▶ [EXERCISE REQUIREMENTS]: Check every line of the material below, and show those that contain "Gauteng".

============================================================

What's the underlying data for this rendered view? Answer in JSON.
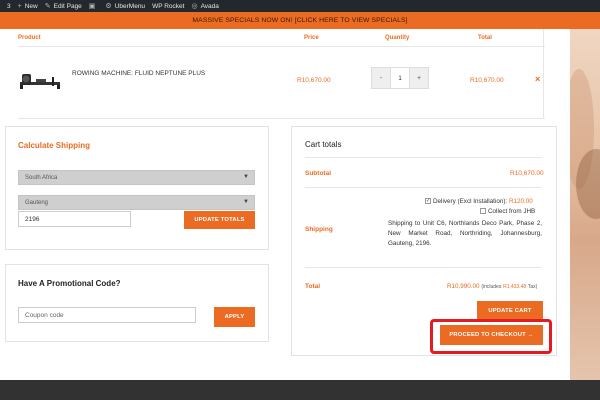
{
  "admin_bar": {
    "items": [
      "3",
      "New",
      "Edit Page",
      "UberMenu",
      "WP Rocket",
      "Avada"
    ]
  },
  "promo_banner": "MASSIVE SPECIALS NOW ON! [CLICK HERE TO VIEW SPECIALS]",
  "cart": {
    "headers": {
      "product": "Product",
      "price": "Price",
      "quantity": "Quantity",
      "total": "Total"
    },
    "item": {
      "name": "ROWING MACHINE: FLUID NEPTUNE PLUS",
      "price": "R10,670.00",
      "quantity": "1",
      "subtotal": "R10,670.00",
      "minus": "-",
      "plus": "+",
      "remove": "×"
    }
  },
  "shipping_calc": {
    "title": "Calculate Shipping",
    "country": "South Africa",
    "province": "Gauteng",
    "postcode": "2196",
    "update_button": "UPDATE TOTALS"
  },
  "promo_code": {
    "title": "Have A Promotional Code?",
    "placeholder": "Coupon code",
    "apply_button": "APPLY"
  },
  "cart_totals": {
    "title": "Cart totals",
    "subtotal_label": "Subtotal",
    "subtotal_value": "R10,670.00",
    "shipping_label": "Shipping",
    "delivery_option": "Delivery (Excl Installation):",
    "delivery_price": "R120.00",
    "collect_option": "Collect from JHB",
    "shipping_to": "Shipping to Unit C6, Northlands Deco Park, Phase 2, New Market Road, Northriding, Johannesburg, Gauteng, 2196.",
    "total_label": "Total",
    "total_value": "R10,990.00",
    "tax_prefix": "(includes",
    "tax_value": "R1,433.48",
    "tax_suffix": "Tax)",
    "update_cart_button": "UPDATE CART",
    "checkout_button": "PROCEED TO CHECKOUT →"
  },
  "colors": {
    "accent": "#ea6b21",
    "admin_bar": "#23282d",
    "highlight": "#e31b23"
  }
}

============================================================

▶ [RESULT OF THIS EXERCISE]:
    "province": "Gauteng",
    "shipping_to": "Shipping to Unit C6, Northlands Deco Park, Phase 2, New Market Road, Northriding, Johannesburg, Gauteng, 2196.",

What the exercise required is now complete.